__To do__
When a line of the entries below contains "title", it counts once; state how many such lines there are and nothing else.

__Provided records__
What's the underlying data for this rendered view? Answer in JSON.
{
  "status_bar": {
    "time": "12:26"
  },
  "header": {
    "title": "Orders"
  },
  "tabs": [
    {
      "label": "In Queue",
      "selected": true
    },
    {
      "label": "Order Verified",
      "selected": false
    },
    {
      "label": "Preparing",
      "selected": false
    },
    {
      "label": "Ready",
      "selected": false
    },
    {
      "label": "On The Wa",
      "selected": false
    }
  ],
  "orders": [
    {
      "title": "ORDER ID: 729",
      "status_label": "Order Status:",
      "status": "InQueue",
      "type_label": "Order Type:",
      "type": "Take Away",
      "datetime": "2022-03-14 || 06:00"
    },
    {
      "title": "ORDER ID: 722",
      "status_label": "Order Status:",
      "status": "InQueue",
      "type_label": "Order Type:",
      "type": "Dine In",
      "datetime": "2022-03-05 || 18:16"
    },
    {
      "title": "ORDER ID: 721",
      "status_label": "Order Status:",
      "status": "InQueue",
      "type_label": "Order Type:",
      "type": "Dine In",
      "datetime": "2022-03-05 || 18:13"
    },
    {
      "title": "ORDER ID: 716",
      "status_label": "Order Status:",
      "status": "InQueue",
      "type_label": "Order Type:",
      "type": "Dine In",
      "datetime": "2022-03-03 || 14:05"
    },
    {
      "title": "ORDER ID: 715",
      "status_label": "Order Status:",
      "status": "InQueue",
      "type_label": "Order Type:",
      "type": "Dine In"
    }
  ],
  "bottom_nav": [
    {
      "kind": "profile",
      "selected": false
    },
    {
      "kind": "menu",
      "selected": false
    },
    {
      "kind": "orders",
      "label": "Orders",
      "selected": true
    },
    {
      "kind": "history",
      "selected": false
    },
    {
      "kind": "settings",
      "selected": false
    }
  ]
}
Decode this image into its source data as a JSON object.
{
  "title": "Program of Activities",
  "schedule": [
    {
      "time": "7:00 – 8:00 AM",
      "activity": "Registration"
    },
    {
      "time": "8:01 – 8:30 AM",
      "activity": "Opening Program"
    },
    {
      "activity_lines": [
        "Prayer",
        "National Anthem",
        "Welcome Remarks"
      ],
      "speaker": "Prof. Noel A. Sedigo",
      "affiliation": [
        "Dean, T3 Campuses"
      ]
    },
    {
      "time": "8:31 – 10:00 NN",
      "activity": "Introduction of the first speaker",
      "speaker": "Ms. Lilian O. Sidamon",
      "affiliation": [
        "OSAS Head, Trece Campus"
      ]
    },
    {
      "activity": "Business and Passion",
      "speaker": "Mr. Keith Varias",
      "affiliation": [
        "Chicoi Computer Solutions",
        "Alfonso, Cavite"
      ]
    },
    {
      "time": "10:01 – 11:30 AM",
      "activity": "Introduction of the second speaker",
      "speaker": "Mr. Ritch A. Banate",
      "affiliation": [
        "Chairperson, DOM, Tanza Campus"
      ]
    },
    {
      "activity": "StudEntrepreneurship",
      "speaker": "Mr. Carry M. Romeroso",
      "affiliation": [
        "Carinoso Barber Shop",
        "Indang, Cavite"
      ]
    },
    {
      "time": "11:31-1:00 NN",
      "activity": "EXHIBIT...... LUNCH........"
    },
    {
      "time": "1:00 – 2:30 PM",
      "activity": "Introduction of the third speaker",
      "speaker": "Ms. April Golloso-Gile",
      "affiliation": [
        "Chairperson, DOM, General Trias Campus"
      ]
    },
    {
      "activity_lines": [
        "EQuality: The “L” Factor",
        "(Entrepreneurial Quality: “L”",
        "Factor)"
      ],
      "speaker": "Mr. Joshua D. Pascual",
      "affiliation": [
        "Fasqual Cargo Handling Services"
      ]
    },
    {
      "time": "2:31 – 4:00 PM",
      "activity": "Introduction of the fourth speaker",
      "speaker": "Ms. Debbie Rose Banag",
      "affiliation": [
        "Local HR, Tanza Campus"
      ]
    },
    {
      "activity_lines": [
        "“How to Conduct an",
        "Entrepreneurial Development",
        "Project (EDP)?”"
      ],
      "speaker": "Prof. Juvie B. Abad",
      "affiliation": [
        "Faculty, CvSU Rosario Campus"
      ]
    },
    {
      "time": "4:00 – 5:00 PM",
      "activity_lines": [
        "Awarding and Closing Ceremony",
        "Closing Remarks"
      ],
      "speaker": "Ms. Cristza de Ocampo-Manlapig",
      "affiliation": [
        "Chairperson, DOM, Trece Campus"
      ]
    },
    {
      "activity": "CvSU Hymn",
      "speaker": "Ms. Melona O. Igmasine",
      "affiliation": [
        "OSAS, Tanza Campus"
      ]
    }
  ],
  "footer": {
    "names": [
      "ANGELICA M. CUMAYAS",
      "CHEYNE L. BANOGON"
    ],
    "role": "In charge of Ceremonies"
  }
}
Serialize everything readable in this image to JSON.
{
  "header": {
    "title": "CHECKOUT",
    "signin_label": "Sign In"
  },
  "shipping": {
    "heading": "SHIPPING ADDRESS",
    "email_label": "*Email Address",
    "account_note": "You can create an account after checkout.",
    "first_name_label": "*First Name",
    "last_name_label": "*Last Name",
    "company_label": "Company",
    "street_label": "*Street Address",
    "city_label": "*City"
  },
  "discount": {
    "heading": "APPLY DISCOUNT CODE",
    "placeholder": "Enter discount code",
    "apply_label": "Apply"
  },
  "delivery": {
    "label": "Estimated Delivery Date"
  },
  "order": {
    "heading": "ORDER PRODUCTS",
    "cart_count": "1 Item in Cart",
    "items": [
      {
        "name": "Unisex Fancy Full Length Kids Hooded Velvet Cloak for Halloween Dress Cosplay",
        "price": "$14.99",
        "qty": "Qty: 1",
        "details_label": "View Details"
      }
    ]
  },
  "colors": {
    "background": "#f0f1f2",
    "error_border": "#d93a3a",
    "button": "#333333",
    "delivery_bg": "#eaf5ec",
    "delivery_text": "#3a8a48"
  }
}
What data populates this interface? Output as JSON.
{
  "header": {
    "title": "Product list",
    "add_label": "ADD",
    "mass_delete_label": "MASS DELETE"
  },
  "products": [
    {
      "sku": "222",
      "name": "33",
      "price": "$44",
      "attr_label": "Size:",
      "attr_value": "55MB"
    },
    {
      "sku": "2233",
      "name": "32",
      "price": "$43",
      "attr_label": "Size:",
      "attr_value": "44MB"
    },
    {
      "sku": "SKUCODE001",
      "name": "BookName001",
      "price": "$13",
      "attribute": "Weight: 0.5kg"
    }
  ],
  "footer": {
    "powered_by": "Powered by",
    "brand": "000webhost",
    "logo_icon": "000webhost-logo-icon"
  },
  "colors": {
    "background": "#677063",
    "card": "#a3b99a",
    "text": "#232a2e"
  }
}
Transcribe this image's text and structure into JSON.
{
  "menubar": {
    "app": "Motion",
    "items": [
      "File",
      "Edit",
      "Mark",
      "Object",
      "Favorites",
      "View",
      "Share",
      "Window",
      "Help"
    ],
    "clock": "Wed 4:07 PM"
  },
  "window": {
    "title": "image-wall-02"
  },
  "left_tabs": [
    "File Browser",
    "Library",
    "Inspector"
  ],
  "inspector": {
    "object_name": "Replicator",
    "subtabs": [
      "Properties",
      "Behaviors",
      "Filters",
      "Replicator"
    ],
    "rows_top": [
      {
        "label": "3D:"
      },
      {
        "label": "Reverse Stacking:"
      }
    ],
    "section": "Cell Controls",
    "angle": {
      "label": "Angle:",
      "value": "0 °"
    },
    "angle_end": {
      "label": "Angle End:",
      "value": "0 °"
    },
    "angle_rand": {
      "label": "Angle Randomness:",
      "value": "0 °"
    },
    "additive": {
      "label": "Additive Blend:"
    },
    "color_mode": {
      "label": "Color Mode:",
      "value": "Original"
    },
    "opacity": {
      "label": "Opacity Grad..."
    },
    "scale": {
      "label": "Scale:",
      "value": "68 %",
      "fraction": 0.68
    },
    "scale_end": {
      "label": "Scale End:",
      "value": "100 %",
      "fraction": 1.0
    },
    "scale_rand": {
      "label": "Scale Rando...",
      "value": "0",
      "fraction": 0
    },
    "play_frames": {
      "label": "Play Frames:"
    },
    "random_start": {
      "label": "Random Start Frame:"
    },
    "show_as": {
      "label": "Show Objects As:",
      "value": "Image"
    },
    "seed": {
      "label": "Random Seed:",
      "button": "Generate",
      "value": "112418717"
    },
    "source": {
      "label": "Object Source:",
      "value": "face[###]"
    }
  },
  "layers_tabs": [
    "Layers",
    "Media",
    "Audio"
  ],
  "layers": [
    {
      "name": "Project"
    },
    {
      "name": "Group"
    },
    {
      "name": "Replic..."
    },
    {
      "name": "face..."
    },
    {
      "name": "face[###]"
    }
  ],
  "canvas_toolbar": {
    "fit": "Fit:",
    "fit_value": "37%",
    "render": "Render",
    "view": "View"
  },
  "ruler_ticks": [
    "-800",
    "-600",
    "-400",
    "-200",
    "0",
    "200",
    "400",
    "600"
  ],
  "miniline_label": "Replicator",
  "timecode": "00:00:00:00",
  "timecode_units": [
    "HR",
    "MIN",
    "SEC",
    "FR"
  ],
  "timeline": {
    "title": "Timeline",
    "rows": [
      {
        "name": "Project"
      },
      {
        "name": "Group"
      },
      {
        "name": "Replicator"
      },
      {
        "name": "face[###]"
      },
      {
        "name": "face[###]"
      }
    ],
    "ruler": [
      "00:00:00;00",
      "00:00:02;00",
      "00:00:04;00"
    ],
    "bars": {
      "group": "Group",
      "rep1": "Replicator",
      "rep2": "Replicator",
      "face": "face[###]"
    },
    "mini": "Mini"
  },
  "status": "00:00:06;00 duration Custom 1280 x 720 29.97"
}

__Answer below__
11